• [Description of the task] Pick out the lines below that contain the string "value" and copy them all.

• [Exercise data]

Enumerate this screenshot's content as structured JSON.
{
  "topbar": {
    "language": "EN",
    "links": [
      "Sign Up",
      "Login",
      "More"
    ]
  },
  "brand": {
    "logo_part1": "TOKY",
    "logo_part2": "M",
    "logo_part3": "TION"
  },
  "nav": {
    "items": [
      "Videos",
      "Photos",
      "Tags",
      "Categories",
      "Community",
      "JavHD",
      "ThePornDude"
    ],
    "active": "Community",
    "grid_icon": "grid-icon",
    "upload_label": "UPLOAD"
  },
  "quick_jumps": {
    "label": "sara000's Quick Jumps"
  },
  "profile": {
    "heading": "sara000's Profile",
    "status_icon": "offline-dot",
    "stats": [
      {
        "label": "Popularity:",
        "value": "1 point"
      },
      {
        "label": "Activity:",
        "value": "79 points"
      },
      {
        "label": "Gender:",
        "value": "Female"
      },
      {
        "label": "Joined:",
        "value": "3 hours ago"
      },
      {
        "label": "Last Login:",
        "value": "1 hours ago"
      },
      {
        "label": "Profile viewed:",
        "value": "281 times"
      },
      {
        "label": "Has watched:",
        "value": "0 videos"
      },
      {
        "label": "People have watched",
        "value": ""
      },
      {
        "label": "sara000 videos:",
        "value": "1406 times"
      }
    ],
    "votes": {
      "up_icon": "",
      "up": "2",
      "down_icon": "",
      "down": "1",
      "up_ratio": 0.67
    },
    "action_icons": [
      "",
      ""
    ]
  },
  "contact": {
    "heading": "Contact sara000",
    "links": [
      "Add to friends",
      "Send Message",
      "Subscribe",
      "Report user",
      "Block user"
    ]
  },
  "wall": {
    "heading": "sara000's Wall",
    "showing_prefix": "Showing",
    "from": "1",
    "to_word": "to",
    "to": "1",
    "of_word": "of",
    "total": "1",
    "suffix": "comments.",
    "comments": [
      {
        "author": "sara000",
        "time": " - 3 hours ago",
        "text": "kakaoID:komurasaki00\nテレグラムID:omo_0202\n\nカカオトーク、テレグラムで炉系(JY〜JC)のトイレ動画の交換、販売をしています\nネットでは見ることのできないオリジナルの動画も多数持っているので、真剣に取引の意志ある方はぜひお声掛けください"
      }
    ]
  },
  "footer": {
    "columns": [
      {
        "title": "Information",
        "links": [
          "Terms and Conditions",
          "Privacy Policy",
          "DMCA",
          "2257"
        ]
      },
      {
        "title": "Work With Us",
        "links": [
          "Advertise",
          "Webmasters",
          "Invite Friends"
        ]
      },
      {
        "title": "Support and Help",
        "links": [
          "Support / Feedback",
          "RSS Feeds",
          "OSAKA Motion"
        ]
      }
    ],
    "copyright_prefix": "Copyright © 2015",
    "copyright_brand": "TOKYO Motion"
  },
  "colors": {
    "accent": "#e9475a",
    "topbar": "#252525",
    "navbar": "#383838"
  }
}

• [Response to the exercise]
        "value": "1 point"
        "value": "79 points"
        "value": "Female"
        "value": "3 hours ago"
        "value": "1 hours ago"
        "value": "281 times"
        "value": "0 videos"
        "value": ""
        "value": "1406 times"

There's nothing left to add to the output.